The Grand Rounds presentation concluded with Dr. Callum predicting where transfusion medicine is heading in 2021. Future endeavours include updating Ontario-wide protocols, new clinical trials, and implementing strategies to make blood cleaner.
In the post-rounds discussion, Dr. Callum and the TMED students focused on ways in which improving transfusion practices benefits patients. Transfusion medicine is shifting towards a more holistic approach, optimizing patient conditions before transfusion to minimize the amount of blood required. Some of the ongoing investigations in transfusion medicine were explained. Enzymes able to convert type A and B blood to type O (the universal donor) are underway and if successful, their use could increase blood’s storage capacity leading to less wastage (5).
The discussion progressed towards examining how transfusion guidelines are portrayed in the media. Topics related to increasing the diversity of blood donors were explored. Additionally, Dr. Callum highlighted many of the barriers that potential blood donors face preventing them from donating. Initiatives have been put in place to increase the awareness of the need for blood donations and increase access to donor sites. The effect of the pandemic on transfusion practices was also revealed. The pandemic brings many logistical challenges to transfusion services but also provides a unique opportunity for science to be more visible.
To conclude, the TMED students learned about Dr. Callum’s educational background. Dr. Callum completed her medical education at the University of Toronto and then pursued a fellowship in transfusion medicine with the Canadian Blood Services. The opportunities that transfusion medicine creates to collaborate with a wide variety of colleagues and patients is what drew her to the field. Dr. Callum advised those beginning their research careers to continually seek new opportunities, increase their professional networks and seek out mentorship as these are tools for a successful career. Having recently moved back to Kingston, Dr. Callum expressed how grateful she is for the opportunity to assist the KHSC in improving their Transfusion Medicine program.

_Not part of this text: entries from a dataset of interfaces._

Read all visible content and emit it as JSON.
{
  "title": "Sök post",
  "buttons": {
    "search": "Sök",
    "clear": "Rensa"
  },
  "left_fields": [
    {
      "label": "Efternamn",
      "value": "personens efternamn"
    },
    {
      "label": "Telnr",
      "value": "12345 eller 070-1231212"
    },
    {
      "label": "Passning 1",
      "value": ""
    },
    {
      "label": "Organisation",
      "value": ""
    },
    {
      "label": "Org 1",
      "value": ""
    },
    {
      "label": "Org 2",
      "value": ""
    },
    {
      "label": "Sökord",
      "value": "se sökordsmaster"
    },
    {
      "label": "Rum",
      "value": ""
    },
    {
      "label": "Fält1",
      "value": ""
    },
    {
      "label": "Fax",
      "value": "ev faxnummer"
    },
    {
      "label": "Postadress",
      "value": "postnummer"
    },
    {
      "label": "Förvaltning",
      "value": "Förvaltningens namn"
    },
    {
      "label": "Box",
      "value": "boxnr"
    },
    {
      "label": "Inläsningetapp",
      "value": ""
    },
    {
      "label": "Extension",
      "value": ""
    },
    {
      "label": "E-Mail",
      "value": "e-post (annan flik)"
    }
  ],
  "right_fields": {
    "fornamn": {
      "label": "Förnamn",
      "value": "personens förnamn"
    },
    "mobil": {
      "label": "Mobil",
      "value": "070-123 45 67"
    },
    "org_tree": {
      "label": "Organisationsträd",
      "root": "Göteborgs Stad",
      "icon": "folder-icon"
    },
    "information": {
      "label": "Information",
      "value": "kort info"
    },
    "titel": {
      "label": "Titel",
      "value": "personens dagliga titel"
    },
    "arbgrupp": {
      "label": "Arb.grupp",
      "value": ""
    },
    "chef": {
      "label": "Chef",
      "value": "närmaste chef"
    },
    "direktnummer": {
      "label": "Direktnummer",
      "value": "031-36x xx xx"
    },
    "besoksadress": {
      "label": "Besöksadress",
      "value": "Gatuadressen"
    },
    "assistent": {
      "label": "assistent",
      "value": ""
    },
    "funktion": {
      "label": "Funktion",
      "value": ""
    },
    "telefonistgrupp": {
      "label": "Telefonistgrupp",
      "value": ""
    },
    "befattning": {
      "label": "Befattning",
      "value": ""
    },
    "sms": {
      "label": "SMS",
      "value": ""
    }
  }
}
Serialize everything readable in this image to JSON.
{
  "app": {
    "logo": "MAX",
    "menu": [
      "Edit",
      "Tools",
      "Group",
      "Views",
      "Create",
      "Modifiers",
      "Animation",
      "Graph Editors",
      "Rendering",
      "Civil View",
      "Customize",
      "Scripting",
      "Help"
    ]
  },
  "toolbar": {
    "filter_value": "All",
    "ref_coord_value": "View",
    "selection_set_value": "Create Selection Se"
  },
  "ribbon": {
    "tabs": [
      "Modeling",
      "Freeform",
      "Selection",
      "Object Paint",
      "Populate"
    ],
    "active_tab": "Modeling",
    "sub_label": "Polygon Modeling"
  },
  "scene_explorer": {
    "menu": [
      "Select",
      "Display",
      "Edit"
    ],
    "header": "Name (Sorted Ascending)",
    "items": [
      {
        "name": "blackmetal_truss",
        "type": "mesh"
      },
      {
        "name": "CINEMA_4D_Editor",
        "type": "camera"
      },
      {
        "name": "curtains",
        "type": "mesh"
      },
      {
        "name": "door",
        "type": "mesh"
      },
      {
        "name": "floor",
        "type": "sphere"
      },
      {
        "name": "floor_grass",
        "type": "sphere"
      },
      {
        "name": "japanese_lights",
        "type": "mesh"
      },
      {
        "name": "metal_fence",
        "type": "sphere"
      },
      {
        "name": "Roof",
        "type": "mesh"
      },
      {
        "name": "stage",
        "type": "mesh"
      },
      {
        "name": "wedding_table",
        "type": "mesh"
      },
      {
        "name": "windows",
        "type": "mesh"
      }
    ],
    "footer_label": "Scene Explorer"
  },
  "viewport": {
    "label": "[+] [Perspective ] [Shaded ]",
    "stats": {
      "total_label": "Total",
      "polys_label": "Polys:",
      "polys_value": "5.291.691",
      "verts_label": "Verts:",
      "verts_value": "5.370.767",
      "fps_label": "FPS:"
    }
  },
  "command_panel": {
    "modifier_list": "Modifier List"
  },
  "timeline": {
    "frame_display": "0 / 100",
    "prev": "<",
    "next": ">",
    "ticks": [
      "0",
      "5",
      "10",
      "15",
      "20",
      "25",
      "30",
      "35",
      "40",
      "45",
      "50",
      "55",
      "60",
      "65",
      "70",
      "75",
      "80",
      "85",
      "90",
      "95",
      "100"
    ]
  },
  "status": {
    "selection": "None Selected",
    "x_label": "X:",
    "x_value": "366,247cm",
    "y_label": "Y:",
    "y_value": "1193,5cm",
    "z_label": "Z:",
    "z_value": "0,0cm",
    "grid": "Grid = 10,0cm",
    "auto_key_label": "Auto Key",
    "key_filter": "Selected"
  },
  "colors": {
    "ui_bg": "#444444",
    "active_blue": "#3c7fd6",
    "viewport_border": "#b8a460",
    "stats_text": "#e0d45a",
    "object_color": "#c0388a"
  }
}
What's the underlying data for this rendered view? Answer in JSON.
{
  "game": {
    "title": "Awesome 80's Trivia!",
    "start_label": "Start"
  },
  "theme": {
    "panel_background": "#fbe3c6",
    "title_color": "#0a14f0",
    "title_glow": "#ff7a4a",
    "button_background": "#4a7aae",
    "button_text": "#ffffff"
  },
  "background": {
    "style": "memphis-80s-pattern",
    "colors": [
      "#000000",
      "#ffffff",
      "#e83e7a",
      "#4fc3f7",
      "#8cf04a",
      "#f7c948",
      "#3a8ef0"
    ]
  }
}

It was a pleasure to hear Dr. Callum speak on transfusion medicine guidelines. On behalf of the TMED Graduate Program, we sincerely thank Dr. Callum for her time and extensive insight.
1. Qiang JK, Thompson T, Callum J, Pinkerton P, Lin Y. Variations in RBC and frozen plasma utilization rates across 62 Ontario community hospitals. Transfusion. 2019;59(2):545-54.
2. Hebert PC, Wells G, Blajchman MA, Marshall J, Martin C, Pagliarello G, et al. A multicenter, randomized, controlled clinical trial of transfusion requirements in critical care. Transfusion Requirements in Critical Care Investigators, Canadian Critical Care Trials Group. N Engl J Med. 1999;340(6):409-17.
3. Holst LB, Haase N, Wetterslev J, Wernerman J, Guttormsen AB, Karlsson S, et al. Lower versus higher hemoglobin threshold for transfusion in septic shock. N Engl J Med. 2014;371(15):1381-91.
4. Callum JL, Pinkerton PH, Lima A, Lin Y, Karkouti K, Lieberman L, et al. Blood Easy 4: Blood Transfusions, Blood Alternatives and Transfusion Reactions: A Guide to Transfusion Medicine. Canada: Ontario Regional Blood Coordinating Network; 2016.
5. Rahfeld P, Withers SG. Toward universal donor blood: Enzymatic conversion of A and B to O type. J Biol Chem. 2020;295(2):325-34.